=== Brief ===
A faithful copy of the entire listing is what is needed.

-- Opening Marker --

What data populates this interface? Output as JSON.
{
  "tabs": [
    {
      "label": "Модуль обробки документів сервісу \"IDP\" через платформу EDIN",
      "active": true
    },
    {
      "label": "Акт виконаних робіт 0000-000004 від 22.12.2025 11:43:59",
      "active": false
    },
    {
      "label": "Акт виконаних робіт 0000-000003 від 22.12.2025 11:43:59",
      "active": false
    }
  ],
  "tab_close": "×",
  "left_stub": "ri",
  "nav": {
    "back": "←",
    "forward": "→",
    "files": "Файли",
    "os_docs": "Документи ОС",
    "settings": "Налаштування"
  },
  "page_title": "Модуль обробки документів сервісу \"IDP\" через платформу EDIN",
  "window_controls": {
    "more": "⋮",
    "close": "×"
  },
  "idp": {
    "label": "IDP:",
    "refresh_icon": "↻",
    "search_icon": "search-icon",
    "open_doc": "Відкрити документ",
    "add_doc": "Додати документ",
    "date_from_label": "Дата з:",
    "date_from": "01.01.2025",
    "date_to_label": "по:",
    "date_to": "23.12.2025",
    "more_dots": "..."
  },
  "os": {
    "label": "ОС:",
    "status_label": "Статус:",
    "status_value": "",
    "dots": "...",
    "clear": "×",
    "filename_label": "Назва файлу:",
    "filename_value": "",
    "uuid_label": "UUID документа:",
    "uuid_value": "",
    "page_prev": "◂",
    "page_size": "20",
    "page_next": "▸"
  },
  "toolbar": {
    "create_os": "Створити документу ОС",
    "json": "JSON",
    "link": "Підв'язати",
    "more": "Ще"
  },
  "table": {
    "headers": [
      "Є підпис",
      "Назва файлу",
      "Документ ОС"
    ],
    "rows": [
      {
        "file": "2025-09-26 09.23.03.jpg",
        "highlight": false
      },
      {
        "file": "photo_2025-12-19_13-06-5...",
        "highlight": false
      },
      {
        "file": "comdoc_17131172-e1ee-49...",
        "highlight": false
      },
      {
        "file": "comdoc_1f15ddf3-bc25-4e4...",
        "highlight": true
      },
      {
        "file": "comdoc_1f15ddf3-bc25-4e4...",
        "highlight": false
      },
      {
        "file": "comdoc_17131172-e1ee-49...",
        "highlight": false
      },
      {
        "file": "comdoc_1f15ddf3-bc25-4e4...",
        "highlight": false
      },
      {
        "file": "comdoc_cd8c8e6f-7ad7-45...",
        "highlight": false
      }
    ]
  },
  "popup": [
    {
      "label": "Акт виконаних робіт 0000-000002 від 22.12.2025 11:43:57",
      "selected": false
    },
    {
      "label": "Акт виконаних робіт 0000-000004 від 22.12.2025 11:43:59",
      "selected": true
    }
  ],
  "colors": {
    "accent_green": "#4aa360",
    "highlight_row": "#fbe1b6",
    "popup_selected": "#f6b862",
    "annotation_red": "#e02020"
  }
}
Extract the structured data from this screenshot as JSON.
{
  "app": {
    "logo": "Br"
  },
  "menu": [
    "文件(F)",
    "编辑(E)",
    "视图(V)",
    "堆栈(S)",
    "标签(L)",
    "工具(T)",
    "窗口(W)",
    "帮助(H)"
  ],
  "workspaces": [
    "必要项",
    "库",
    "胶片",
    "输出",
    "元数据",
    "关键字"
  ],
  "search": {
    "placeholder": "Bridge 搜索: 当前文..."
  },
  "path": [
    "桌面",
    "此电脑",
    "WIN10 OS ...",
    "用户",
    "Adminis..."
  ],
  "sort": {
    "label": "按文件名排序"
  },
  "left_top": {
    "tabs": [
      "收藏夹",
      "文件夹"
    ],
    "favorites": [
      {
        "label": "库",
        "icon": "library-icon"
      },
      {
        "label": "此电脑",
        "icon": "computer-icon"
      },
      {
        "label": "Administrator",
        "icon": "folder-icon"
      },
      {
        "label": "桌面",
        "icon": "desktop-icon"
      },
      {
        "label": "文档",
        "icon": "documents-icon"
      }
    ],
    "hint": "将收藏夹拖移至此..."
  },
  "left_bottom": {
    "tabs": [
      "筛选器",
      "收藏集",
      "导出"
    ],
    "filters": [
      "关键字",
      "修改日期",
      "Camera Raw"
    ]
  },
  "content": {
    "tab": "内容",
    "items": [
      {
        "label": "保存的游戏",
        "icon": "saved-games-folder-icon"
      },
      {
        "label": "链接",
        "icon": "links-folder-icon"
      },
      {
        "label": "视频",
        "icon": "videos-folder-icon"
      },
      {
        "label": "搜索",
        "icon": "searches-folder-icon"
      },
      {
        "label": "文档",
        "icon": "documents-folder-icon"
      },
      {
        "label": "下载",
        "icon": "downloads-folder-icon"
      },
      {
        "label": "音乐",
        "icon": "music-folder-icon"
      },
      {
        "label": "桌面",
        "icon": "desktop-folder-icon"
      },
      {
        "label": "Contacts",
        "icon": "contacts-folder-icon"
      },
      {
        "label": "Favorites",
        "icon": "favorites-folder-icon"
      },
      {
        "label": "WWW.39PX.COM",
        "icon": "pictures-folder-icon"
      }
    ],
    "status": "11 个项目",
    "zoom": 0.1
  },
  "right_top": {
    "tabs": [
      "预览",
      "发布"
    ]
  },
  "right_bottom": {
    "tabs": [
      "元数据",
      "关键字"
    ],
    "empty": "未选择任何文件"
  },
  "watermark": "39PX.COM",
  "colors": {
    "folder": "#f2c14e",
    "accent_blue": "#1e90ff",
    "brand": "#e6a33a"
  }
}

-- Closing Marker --

=== Response to the task ===
What data populates this interface? Output as JSON.
{
  "tabs": [
    {
      "label": "Модуль обробки документів сервісу \"IDP\" через платформу EDIN",
      "active": true
    },
    {
      "label": "Акт виконаних робіт 0000-000004 від 22.12.2025 11:43:59",
      "active": false
    },
    {
      "label": "Акт виконаних робіт 0000-000003 від 22.12.2025 11:43:59",
      "active": false
    }
  ],
  "tab_close": "×",
  "left_stub": "ri",
  "nav": {
    "back": "←",
    "forward": "→",
    "files": "Файли",
    "os_docs": "Документи ОС",
    "settings": "Налаштування"
  },
  "page_title": "Модуль обробки документів сервісу \"IDP\" через платформу EDIN",
  "window_controls": {
    "more": "⋮",
    "close": "×"
  },
  "idp": {
    "label": "IDP:",
    "refresh_icon": "↻",
    "search_icon": "search-icon",
    "open_doc": "Відкрити документ",
    "add_doc": "Додати документ",
    "date_from_label": "Дата з:",
    "date_from": "01.01.2025",
    "date_to_label": "по:",
    "date_to": "23.12.2025",
    "more_dots": "..."
  },
  "os": {
    "label": "ОС:",
    "status_label": "Статус:",
    "status_value": "",
    "dots": "...",
    "clear": "×",
    "filename_label": "Назва файлу:",
    "filename_value": "",
    "uuid_label": "UUID документа:",
    "uuid_value": "",
    "page_prev": "◂",
    "page_size": "20",
    "page_next": "▸"
  },
  "toolbar": {
    "create_os": "Створити документу ОС",
    "json": "JSON",
    "link": "Підв'язати",
    "more": "Ще"
  },
  "table": {
    "headers": [
      "Є підпис",
      "Назва файлу",
      "Документ ОС"
    ],
    "rows": [
      {
        "file": "2025-09-26 09.23.03.jpg",
        "highlight": false
      },
      {
        "file": "photo_2025-12-19_13-06-5...",
        "highlight": false
      },
      {
        "file": "comdoc_17131172-e1ee-49...",
        "highlight": false
      },
      {
        "file": "comdoc_1f15ddf3-bc25-4e4...",
        "highlight": true
      },
      {
        "file": "comdoc_1f15ddf3-bc25-4e4...",
        "highlight": false
      },
      {
        "file": "comdoc_17131172-e1ee-49...",
        "highlight": false
      },
      {
        "file": "comdoc_1f15ddf3-bc25-4e4...",
        "highlight": false
      },
      {
        "file": "comdoc_cd8c8e6f-7ad7-45...",
        "highlight": false
      }
    ]
  },
  "popup": [
    {
      "label": "Акт виконаних робіт 0000-000002 від 22.12.2025 11:43:57",
      "selected": false
    },
    {
      "label": "Акт виконаних робіт 0000-000004 від 22.12.2025 11:43:59",
      "selected": true
    }
  ],
  "colors": {
    "accent_green": "#4aa360",
    "highlight_row": "#fbe1b6",
    "popup_selected": "#f6b862",
    "annotation_red": "#e02020"
  }
}
Extract the structured data from this screenshot as JSON.
{
  "app": {
    "logo": "Br"
  },
  "menu": [
    "文件(F)",
    "编辑(E)",
    "视图(V)",
    "堆栈(S)",
    "标签(L)",
    "工具(T)",
    "窗口(W)",
    "帮助(H)"
  ],
  "workspaces": [
    "必要项",
    "库",
    "胶片",
    "输出",
    "元数据",
    "关键字"
  ],
  "search": {
    "placeholder": "Bridge 搜索: 当前文..."
  },
  "path": [
    "桌面",
    "此电脑",
    "WIN10 OS ...",
    "用户",
    "Adminis..."
  ],
  "sort": {
    "label": "按文件名排序"
  },
  "left_top": {
    "tabs": [
      "收藏夹",
      "文件夹"
    ],
    "favorites": [
      {
        "label": "库",
        "icon": "library-icon"
      },
      {
        "label": "此电脑",
        "icon": "computer-icon"
      },
      {
        "label": "Administrator",
        "icon": "folder-icon"
      },
      {
        "label": "桌面",
        "icon": "desktop-icon"
      },
      {
        "label": "文档",
        "icon": "documents-icon"
      }
    ],
    "hint": "将收藏夹拖移至此..."
  },
  "left_bottom": {
    "tabs": [
      "筛选器",
      "收藏集",
      "导出"
    ],
    "filters": [
      "关键字",
      "修改日期",
      "Camera Raw"
    ]
  },
  "content": {
    "tab": "内容",
    "items": [
      {
        "label": "保存的游戏",
        "icon": "saved-games-folder-icon"
      },
      {
        "label": "链接",
        "icon": "links-folder-icon"
      },
      {
        "label": "视频",
        "icon": "videos-folder-icon"
      },
      {
        "label": "搜索",
        "icon": "searches-folder-icon"
      },
      {
        "label": "文档",
        "icon": "documents-folder-icon"
      },
      {
        "label": "下载",
        "icon": "downloads-folder-icon"
      },
      {
        "label": "音乐",
        "icon": "music-folder-icon"
      },
      {
        "label": "桌面",
        "icon": "desktop-folder-icon"
      },
      {
        "label": "Contacts",
        "icon": "contacts-folder-icon"
      },
      {
        "label": "Favorites",
        "icon": "favorites-folder-icon"
      },
      {
        "label": "WWW.39PX.COM",
        "icon": "pictures-folder-icon"
      }
    ],
    "status": "11 个项目",
    "zoom": 0.1
  },
  "right_top": {
    "tabs": [
      "预览",
      "发布"
    ]
  },
  "right_bottom": {
    "tabs": [
      "元数据",
      "关键字"
    ],
    "empty": "未选择任何文件"
  },
  "watermark": "39PX.COM",
  "colors": {
    "folder": "#f2c14e",
    "accent_blue": "#1e90ff",
    "brand": "#e6a33a"
  }
}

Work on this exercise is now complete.